“I have been going back and forth on how I feel about this,” William Tasker, director of the Caribou Chamber of Commerce, said with a laugh this past week. “Public Relations 101 says anytime you get your name mentioned it’s a good thing, but we don’t want people around the world to think everyone in Caribou wears parkas all year round in wind and snow.”
Maybe not all year, but winters can be long in northern Maine.
“It can be brutal,” Tasker said. “My wife jokes we live in Alaska and now that’s who we are up against.”
Bleess acknowledges the title of “Toughest Weather City” may be a dubious one, but said it is all in good fun.
“This is not necessarily a title you want but it’s a fun competition,” he said. “And we definitely get a lot of snow here and there is a fair amount of darkness as well.”
When it comes to darkness, however, there is no competing with Fairbanks.
“Our shortest day of the year on the solstice we have three hours, 40 minutes of possible sun,” Cleworth said. “And even then the sun just scrapes over the horizon.”
Corey Bogel, forecaster with the National Weather Service office in Caribou, is a man who can compare both cities.
Stressing he is not a spy and his move south is only a coincidence, Bogel moved to Caribou late last year from the NWS office in Fairbanks.
“It really is subjective on who has the toughest weather,” he said Friday. “It really boils down to a person’s opinion.”
And Bogle’s opinion?
“I really have to say it is a little more brutal up in Fairbanks,” he said. “Mostly because of the extreme cold and the duration of those colds.”
When it comes to snow, Bogel said, Caribou tends to get slammed with heavier snowfalls in single storms whereas Fairbanks typically receives a couple of inches of light powdery snow.
“So as far as snow goes,” he said, “it is more brutal here.”
In the end, it is up to the public to determine who will advance to the finals next week and meet the winner of the southern and midwest match-up between Fargo and Lubbock.
And when it comes down to the battle between Caribou and Fairbanks, there could be a little more than civic honor at stake.
“There has been some talk of some side bets,” Bleess said. “Maybe putting up some Aroostook County potatoes or maple syrup against something from Fairbanks.”
In Fairbanks, Cleworth was not sure how to match that bet.
“We have plenty of ice fog,” he said. “We’ll give you all of that you want.”

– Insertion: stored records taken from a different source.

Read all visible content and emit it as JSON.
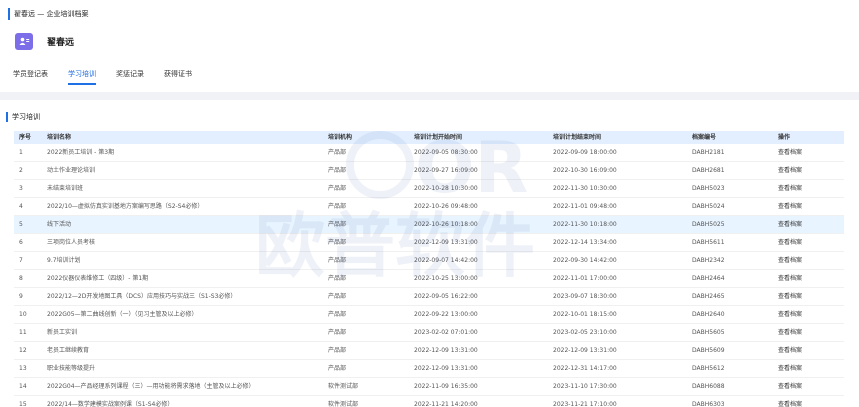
{
  "header": {
    "title": "翟春远 — 企业培训档案",
    "user_name": "翟春远"
  },
  "tabs": [
    {
      "label": "学员登记表"
    },
    {
      "label": "学习培训",
      "active": true
    },
    {
      "label": "奖惩记录"
    },
    {
      "label": "获得证书"
    }
  ],
  "section": {
    "title": "学习培训"
  },
  "table": {
    "columns": [
      "序号",
      "培训名称",
      "培训机构",
      "培训计划开始时间",
      "培训计划结束时间",
      "档案编号",
      "操作"
    ],
    "rows": [
      [
        "1",
        "2022新员工培训 - 第3期",
        "产品部",
        "2022-09-05 08:30:00",
        "2022-09-09 18:00:00",
        "DABH2181",
        "查看档案"
      ],
      [
        "2",
        "动土作业理论培训",
        "产品部",
        "2022-09-27 16:09:00",
        "2022-10-30 16:09:00",
        "DABH2681",
        "查看档案"
      ],
      [
        "3",
        "未结束培训班",
        "产品部",
        "2022-10-28 10:30:00",
        "2022-11-30 10:30:00",
        "DABH5023",
        "查看档案"
      ],
      [
        "4",
        "2022/10—虚拟仿真实训基地方案编写思路（S2-S4必修）",
        "产品部",
        "2022-10-26 09:48:00",
        "2022-11-01 09:48:00",
        "DABH5024",
        "查看档案"
      ],
      [
        "5",
        "线下活动",
        "产品部",
        "2022-10-26 10:18:00",
        "2022-11-30 10:18:00",
        "DABH5025",
        "查看档案"
      ],
      [
        "6",
        "三项岗位人员考核",
        "产品部",
        "2022-12-09 13:31:00",
        "2022-12-14 13:34:00",
        "DABH5611",
        "查看档案"
      ],
      [
        "7",
        "9.7培训计划",
        "产品部",
        "2022-09-07 14:42:00",
        "2022-09-30 14:42:00",
        "DABH2342",
        "查看档案"
      ],
      [
        "8",
        "2022仪器仪表维修工（四级）- 第1期",
        "产品部",
        "2022-10-25 13:00:00",
        "2022-11-01 17:00:00",
        "DABH2464",
        "查看档案"
      ],
      [
        "9",
        "2022/12—2D开发地图工具（DCS）应用技巧与实战三（S1-S3必修）",
        "产品部",
        "2022-09-05 16:22:00",
        "2023-09-07 18:30:00",
        "DABH2465",
        "查看档案"
      ],
      [
        "10",
        "2022G05—第二曲线创新（一）（见习主管及以上必修）",
        "产品部",
        "2022-09-22 13:00:00",
        "2022-10-01 18:15:00",
        "DABH2640",
        "查看档案"
      ],
      [
        "11",
        "新员工实训",
        "产品部",
        "2023-02-02 07:01:00",
        "2023-02-05 23:10:00",
        "DABH5605",
        "查看档案"
      ],
      [
        "12",
        "老员工继续教育",
        "产品部",
        "2022-12-09 13:31:00",
        "2022-12-09 13:31:00",
        "DABH5609",
        "查看档案"
      ],
      [
        "13",
        "职业技能等级提升",
        "产品部",
        "2022-12-09 13:31:00",
        "2022-12-31 14:17:00",
        "DABH5612",
        "查看档案"
      ],
      [
        "14",
        "2022G04—产品经理系列课程（三）—用功能将需求落地（主管及以上必修）",
        "软件测试部",
        "2022-11-09 16:35:00",
        "2023-11-10 17:30:00",
        "DABH6088",
        "查看档案"
      ],
      [
        "15",
        "2022/14—数学建模实战案例课（S1-S4必修）",
        "软件测试部",
        "2022-11-21 14:20:00",
        "2023-11-21 17:10:00",
        "DABH6303",
        "查看档案"
      ]
    ],
    "highlighted_row": 5
  },
  "watermark": {
    "text": "欧普软件",
    "letters": "OR"
  },
  "colors": {
    "accent": "#1f6fe5",
    "header_bg": "#e3efff",
    "avatar": "#7c6de8"
  }
}
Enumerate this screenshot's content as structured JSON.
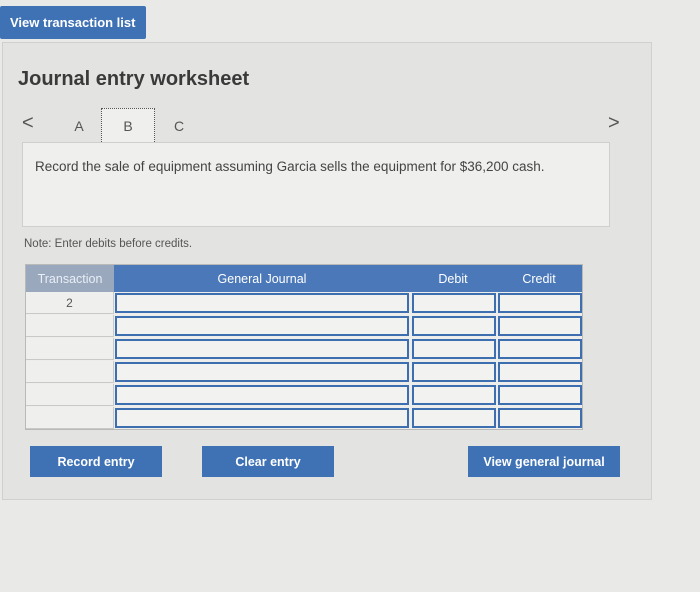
{
  "top_button": "View transaction list",
  "worksheet": {
    "title": "Journal entry worksheet",
    "nav_prev": "<",
    "nav_next": ">",
    "tabs": [
      "A",
      "B",
      "C"
    ],
    "active_tab": "B",
    "instruction": "Record the sale of equipment assuming Garcia sells the equipment for $36,200 cash.",
    "note": "Note: Enter debits before credits."
  },
  "table": {
    "headers": [
      "Transaction",
      "General Journal",
      "Debit",
      "Credit"
    ],
    "rows": [
      {
        "transaction": "2",
        "general_journal": "",
        "debit": "",
        "credit": ""
      },
      {
        "transaction": "",
        "general_journal": "",
        "debit": "",
        "credit": ""
      },
      {
        "transaction": "",
        "general_journal": "",
        "debit": "",
        "credit": ""
      },
      {
        "transaction": "",
        "general_journal": "",
        "debit": "",
        "credit": ""
      },
      {
        "transaction": "",
        "general_journal": "",
        "debit": "",
        "credit": ""
      },
      {
        "transaction": "",
        "general_journal": "",
        "debit": "",
        "credit": ""
      }
    ]
  },
  "buttons": {
    "record": "Record entry",
    "clear": "Clear entry",
    "view_journal": "View general journal"
  },
  "colors": {
    "accent": "#3e72b5",
    "header_bg": "#4a78b8"
  }
}
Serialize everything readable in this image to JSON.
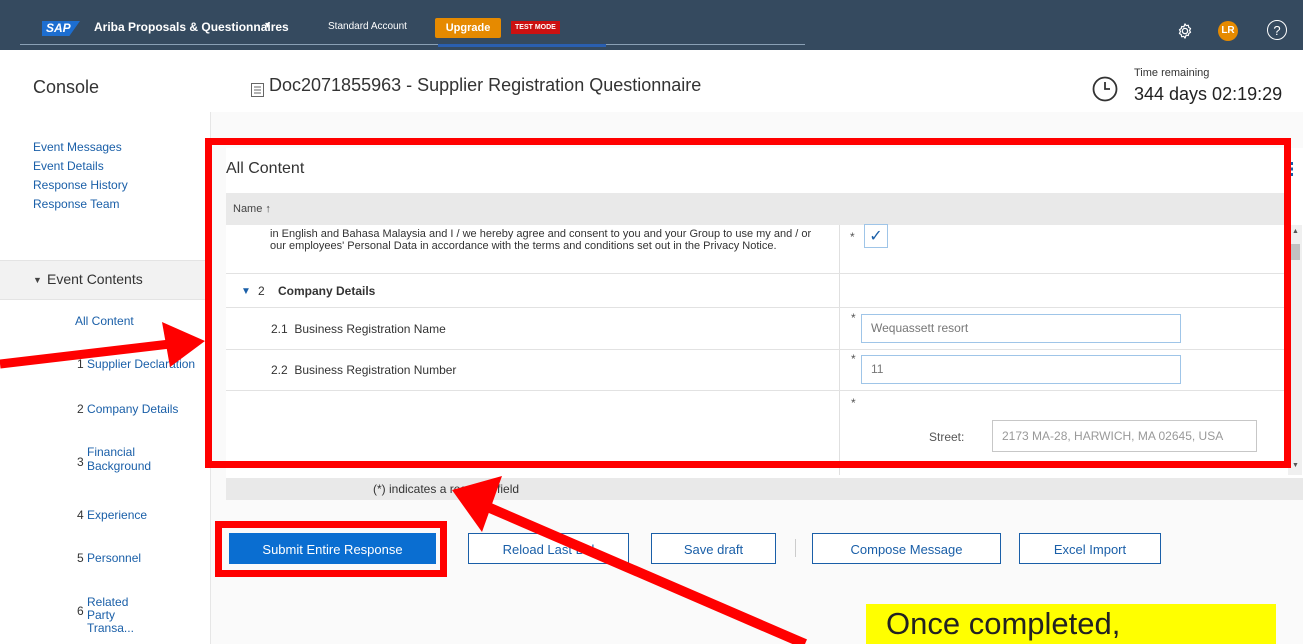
{
  "topbar": {
    "logo": "SAP",
    "app_title": "Ariba Proposals & Questionnaires",
    "app_caret": "▾",
    "account": "Standard Account",
    "upgrade": "Upgrade",
    "test_mode": "TEST MODE",
    "avatar": "LR",
    "help": "?"
  },
  "header": {
    "console": "Console",
    "doc_title": "Doc2071855963 - Supplier Registration Questionnaire",
    "time_label": "Time remaining",
    "time_value": "344 days 02:19:29"
  },
  "leftnav": {
    "links": [
      "Event Messages",
      "Event Details",
      "Response History",
      "Response Team"
    ],
    "event_contents": "Event Contents",
    "items": [
      {
        "num": "",
        "label": "All Content"
      },
      {
        "num": "1",
        "label": "Supplier Declaration"
      },
      {
        "num": "2",
        "label": "Company Details"
      },
      {
        "num": "3",
        "label": "Financial Background"
      },
      {
        "num": "4",
        "label": "Experience"
      },
      {
        "num": "5",
        "label": "Personnel"
      },
      {
        "num": "6",
        "label": "Related Party Transa..."
      }
    ]
  },
  "panel": {
    "title": "All Content",
    "column_name": "Name ↑",
    "privacy_text": "in English and Bahasa Malaysia and I / we hereby agree and consent to you and your Group to use my and / or our employees' Personal Data in accordance with the terms and conditions set out in the Privacy Notice.",
    "checkmark": "✓",
    "required_mark": "*",
    "section": {
      "num": "2",
      "title": "Company Details"
    },
    "questions": [
      {
        "num": "2.1",
        "label": "Business Registration Name",
        "value": "Wequassett resort"
      },
      {
        "num": "2.2",
        "label": "Business Registration Number",
        "value": "11"
      }
    ],
    "street_label": "Street:",
    "street_value": "2173 MA-28, HARWICH, MA 02645, USA",
    "footer_note": "(*) indicates a required field"
  },
  "buttons": {
    "submit": "Submit Entire Response",
    "reload": "Reload Last Bid",
    "save": "Save draft",
    "compose": "Compose Message",
    "excel": "Excel Import"
  },
  "annotation": {
    "callout": "Once completed,",
    "color": "#ff0000"
  }
}
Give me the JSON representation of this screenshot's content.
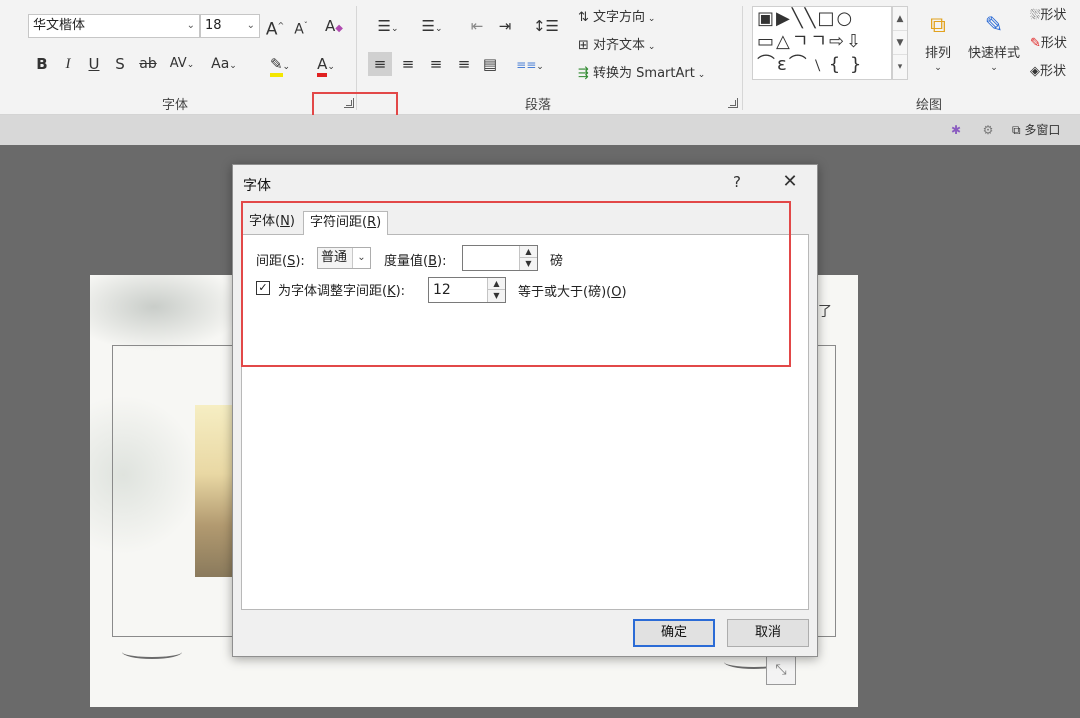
{
  "ribbon": {
    "font_group": {
      "font_name": "华文楷体",
      "font_size": "18",
      "grow_label": "A",
      "shrink_label": "A",
      "bold": "B",
      "italic": "I",
      "underline": "U",
      "shadow": "S",
      "strike": "ab",
      "spacing": "AV",
      "case": "Aa",
      "font_color": "A",
      "label": "字体"
    },
    "paragraph_group": {
      "text_direction": "文字方向",
      "align_text": "对齐文本",
      "convert_smartart": "转换为 SmartArt",
      "label": "段落"
    },
    "drawing_group": {
      "shapes_row1": "▣▶╲╲□○",
      "shapes_row2": "▭△ㄱㄱ⇨⇩",
      "shapes_row3": "⌒ε⌒﹨{ }",
      "arrange": "排列",
      "quick_styles": "快速样式",
      "shape_fill": "形状",
      "shape_outline": "形状",
      "shape_effects": "形状",
      "label": "绘图"
    }
  },
  "strip": {
    "multi_window": "多窗口"
  },
  "slide": {
    "side_text": "了"
  },
  "dialog": {
    "title": "字体",
    "help": "?",
    "close": "✕",
    "tabs": [
      {
        "label": "字体(",
        "hotkey": "N",
        "suffix": ")"
      },
      {
        "label": "字符间距(",
        "hotkey": "R",
        "suffix": ")"
      }
    ],
    "spacing_label": "间距(",
    "spacing_hotkey": "S",
    "spacing_suffix": "):",
    "spacing_value": "普通",
    "by_label": "度量值(",
    "by_hotkey": "B",
    "by_suffix": "):",
    "by_value": "",
    "by_unit": "磅",
    "kerning_checked": "✓",
    "kerning_label": "为字体调整字间距(",
    "kerning_hotkey": "K",
    "kerning_suffix": "):",
    "kerning_value": "12",
    "kerning_unit_label": "等于或大于(磅)(",
    "kerning_unit_hotkey": "O",
    "kerning_unit_suffix": ")",
    "ok": "确定",
    "cancel": "取消"
  },
  "colors": {
    "highlight_box": "#e24848",
    "default_button_border": "#2b6bd6"
  }
}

Online voting in the Caribou vs. Fairbanks challenge begins Tuesday morning at http://www.weather.com/sports-rec/march-madness/Toughest-Weather-City-Tournament-20130315 with the finals on April 4 and the winner announced on the fifth.